Managing time effectively is crucial to accomplish tasks and maintain productivity. Timeboxing is a popular technique that helps people organize their time. In this article, we will explore the concept of timeboxing, how timeboxing can help with language learning, and discuss timeboxing software that AJATTers use.
Timeboxing is a pretty basic but powerful time management technique to improve your productivity. It involves allocating specific time blocks, or "boxes," to tasks or activities, where instead of saying how much you're going to get done, you decide how long you're going to work on something. Each "box" is assigned a fixed duration, allowing to focus solely on the assigned task without distractions or interruptions. You choose a task, set a timer and commit to working without distractions on the task until the time is up. When the time is up, you must take a break, usually a few minutes. Then either choose a different task or continue working on the same task. Set a timer again and repeat.
We can't know for sure in advance how much time is required to complete a certain task, but we can control how much time we allocate to it. So instead of working on a task until it's completed, you choose a predetermined amount of time to work on it. The basic idea is that it helps you overcome procrastination because it divides big intimidating tasks into little manageable chunks. Timeboxing is especially effective at helping you to deal with activities that you're not that excited about doing.
In language learning, timeboxing basically boils down to two things.
- Immersing in chunks.
- Doing SRS reviews in chunks.
A good example of immersing in chunks is when we read books. Most books are long enough to make finishing them in one sitting practically impossible. But if you decide to read a book for half an hour and pause, then it becomes manageable. Many language learners struggle to read books in the beginning. Often people aren't used to reading at all, they have to learn a new skill while learning a foreign language, which places the hurdle higher. Timeboxing makes approaching reading easier.
Doing SRS reviews in chunks is another common way to use timeboxing. The thought of doing SRS reviews rarely excites people, but it's a part of the learning process. If you partition you SRS reps into smaller chunks, finishing them should become painless. And if you have a backlog of due cards, timeboxing is most likely the only remaining tactic.
Pomodoro is a type of timeboxing that involves breaking down work into focused intervals of 25 minutes, known as "pomodoros," followed by short breaks of 5 minutes. After 4 pomodoros, a longer break of 10 or more minutes is taken. The idea behind the technique is to maximize focus and concentration during the 25-minute sessions while allowing for regular breaks to rest.
The Pomodoro Technique is named after the tomato-shaped kitchen timer, because pomodoro means tomato in Italian.
many Pomodoro timers.
I use Tatsumato.
Tatsumato lets you customize the intervals and breaks to suit your individual needs,
as well as set up notifications to help keep you on track.
mpvplayer: it can unpause a video when a break starts.

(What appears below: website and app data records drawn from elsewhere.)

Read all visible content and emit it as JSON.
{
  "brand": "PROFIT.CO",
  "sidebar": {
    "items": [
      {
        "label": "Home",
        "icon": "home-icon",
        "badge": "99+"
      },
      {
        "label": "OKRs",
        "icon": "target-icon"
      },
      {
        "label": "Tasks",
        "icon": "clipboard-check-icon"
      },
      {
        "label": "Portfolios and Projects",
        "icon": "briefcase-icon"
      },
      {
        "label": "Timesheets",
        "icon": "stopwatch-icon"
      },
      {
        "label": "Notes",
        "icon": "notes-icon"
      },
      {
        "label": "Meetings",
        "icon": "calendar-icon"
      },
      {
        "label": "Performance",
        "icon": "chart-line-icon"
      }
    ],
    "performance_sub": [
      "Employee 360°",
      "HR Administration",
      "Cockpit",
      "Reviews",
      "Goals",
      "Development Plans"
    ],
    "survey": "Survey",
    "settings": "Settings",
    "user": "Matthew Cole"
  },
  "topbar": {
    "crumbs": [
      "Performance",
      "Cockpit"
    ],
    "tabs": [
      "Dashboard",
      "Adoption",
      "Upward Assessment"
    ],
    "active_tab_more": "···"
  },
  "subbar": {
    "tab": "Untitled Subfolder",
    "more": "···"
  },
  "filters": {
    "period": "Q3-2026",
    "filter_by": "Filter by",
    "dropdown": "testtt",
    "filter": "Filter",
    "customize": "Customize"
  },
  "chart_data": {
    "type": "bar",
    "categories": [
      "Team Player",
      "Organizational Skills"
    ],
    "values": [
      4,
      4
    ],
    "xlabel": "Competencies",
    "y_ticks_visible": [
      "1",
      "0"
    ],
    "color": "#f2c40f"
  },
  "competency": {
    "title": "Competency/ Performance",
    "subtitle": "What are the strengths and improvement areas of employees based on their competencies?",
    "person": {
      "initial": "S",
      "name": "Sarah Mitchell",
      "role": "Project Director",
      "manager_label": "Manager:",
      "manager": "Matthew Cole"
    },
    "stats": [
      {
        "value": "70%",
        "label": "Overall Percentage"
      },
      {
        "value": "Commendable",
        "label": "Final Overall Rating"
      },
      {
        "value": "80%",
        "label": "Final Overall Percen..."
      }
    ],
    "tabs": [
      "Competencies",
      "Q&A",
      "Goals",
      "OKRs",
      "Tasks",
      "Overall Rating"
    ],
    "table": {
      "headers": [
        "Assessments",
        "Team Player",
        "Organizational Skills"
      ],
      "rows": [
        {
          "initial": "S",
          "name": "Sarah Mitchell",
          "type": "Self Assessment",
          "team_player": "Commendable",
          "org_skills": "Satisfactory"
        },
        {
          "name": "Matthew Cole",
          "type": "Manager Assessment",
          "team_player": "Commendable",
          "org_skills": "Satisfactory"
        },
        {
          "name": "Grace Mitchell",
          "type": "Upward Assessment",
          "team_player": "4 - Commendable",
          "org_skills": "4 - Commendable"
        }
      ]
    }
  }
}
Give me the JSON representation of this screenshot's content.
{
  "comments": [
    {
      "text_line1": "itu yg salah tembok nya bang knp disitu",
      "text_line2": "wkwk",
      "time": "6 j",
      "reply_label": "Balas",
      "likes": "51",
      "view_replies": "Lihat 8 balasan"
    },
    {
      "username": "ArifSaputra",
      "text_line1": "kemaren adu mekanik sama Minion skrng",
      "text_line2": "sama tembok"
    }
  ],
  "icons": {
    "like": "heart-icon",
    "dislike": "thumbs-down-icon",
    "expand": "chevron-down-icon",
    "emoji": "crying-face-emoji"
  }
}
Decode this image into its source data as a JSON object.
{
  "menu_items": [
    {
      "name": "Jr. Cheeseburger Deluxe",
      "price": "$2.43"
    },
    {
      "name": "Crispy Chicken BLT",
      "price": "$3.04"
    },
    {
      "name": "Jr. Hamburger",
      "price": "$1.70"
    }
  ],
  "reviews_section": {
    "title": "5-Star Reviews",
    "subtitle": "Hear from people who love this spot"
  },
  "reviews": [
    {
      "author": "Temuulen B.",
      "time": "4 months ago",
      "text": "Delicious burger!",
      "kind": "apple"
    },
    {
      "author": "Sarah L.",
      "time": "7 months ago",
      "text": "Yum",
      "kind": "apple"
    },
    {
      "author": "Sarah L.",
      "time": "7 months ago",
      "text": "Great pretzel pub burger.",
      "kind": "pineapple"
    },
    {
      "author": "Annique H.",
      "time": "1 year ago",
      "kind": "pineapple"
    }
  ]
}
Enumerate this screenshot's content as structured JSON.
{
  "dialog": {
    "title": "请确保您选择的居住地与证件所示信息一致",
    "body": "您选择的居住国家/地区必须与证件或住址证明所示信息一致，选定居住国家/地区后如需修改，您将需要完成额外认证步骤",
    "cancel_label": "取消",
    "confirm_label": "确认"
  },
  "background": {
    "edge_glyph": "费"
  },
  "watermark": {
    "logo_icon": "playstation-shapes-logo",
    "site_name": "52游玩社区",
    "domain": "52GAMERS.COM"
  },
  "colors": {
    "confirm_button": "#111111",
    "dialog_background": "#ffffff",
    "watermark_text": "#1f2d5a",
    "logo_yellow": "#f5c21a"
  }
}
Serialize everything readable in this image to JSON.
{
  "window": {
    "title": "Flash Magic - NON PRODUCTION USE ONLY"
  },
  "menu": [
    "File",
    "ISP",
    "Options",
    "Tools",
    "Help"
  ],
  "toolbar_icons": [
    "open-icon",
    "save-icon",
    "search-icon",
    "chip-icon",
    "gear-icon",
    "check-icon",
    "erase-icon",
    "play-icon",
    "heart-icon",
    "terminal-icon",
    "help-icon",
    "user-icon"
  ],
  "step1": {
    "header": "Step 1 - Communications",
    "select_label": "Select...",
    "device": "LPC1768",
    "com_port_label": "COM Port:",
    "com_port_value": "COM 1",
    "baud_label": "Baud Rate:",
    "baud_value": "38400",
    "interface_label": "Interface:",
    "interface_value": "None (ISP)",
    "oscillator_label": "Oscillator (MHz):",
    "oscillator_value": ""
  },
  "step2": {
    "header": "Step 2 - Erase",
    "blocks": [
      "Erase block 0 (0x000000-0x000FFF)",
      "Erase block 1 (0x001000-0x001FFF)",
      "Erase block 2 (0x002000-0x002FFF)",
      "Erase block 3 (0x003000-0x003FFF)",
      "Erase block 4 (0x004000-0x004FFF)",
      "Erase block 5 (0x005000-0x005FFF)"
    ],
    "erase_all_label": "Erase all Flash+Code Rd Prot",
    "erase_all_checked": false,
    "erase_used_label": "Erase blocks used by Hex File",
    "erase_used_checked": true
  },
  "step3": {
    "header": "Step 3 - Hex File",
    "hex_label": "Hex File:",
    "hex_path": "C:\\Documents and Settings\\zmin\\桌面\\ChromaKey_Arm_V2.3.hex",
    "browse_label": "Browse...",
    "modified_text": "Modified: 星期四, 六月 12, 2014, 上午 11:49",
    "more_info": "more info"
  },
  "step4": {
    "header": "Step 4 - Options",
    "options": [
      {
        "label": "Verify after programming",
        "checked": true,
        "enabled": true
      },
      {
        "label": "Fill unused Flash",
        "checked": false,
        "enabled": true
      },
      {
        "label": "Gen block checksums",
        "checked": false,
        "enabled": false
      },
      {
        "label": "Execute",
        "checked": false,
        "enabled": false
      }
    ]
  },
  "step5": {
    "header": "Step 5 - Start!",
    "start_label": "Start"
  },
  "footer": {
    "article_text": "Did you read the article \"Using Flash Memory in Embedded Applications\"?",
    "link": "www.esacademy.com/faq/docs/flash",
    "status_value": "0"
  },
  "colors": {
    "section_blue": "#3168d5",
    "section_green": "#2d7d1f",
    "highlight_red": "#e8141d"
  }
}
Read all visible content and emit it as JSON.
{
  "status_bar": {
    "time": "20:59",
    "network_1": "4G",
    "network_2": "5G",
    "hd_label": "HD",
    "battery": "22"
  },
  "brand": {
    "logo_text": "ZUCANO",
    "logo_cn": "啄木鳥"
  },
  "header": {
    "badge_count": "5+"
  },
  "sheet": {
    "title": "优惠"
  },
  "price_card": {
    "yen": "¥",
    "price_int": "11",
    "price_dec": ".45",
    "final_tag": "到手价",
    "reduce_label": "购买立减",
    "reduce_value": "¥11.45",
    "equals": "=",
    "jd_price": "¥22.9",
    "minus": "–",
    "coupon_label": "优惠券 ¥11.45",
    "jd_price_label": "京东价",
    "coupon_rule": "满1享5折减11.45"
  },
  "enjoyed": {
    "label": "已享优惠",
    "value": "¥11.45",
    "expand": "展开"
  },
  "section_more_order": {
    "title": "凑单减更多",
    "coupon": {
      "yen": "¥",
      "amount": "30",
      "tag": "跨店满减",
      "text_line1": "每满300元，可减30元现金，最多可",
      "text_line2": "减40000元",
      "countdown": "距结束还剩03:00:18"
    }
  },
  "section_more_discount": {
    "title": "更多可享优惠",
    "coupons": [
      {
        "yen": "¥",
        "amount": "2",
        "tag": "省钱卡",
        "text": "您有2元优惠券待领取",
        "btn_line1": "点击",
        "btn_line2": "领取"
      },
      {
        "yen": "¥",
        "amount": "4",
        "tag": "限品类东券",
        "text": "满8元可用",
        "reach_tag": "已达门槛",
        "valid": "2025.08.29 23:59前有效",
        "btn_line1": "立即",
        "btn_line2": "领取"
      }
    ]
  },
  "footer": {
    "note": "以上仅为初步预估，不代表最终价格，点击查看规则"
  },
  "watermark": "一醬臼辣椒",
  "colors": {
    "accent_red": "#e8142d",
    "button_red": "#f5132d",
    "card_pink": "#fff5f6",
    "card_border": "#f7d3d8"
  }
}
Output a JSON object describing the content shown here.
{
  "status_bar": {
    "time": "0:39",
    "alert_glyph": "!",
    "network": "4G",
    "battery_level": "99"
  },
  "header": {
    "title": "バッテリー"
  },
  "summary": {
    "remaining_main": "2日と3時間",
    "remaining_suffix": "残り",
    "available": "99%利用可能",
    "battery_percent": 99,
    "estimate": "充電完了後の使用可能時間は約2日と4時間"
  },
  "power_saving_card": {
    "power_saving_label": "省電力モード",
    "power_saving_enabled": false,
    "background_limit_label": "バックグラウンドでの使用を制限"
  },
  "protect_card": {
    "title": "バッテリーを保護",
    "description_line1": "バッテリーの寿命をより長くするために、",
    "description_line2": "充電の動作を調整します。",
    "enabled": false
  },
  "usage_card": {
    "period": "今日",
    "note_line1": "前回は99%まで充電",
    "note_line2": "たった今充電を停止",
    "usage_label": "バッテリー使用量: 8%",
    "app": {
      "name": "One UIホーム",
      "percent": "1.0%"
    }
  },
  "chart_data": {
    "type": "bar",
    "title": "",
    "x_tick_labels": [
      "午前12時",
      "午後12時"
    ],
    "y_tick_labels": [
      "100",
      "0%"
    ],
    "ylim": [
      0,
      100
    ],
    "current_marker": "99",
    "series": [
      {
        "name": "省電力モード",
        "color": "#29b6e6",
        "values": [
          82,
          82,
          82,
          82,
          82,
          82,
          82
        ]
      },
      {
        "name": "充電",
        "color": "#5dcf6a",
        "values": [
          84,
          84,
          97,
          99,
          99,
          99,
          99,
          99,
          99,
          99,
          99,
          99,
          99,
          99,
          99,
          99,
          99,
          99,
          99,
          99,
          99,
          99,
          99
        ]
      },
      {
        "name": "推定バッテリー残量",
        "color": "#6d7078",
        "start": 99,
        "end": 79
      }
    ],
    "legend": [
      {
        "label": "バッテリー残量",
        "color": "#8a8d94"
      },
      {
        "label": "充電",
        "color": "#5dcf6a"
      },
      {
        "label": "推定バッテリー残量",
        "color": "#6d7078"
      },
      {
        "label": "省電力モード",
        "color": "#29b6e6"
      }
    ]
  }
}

- Screen: it can lock your screen when a break starts to help you spend the break away from your computer.
- Anki: it can close the review window when a breaks starts.
The program is very simple,
but if you don't understand something,
you can always read the help page by executing
Other popular Pomodoro programs are linked in Resources.
Timeboxing and the Pomodoro Technique are valuable tools for enhancing productivity and managing time effectively. By allocating set time blocks to tasks and taking regular breaks, you can maintain concentration, fight procrastination, prevent burnout, and achieve more in less time. GNU/Linux users can choose from various Pomodoro software options to integrate this technique seamlessly into their computing.
Timeboxing is more about improving productivity in general rather than something you apply to language learning or Japanese study specifically, so it's not a mandatory part of the AJATT curriculum, but it's useful enough to mention it in the guide. If it sounds like it might be useful to you then I recommend experimenting with it.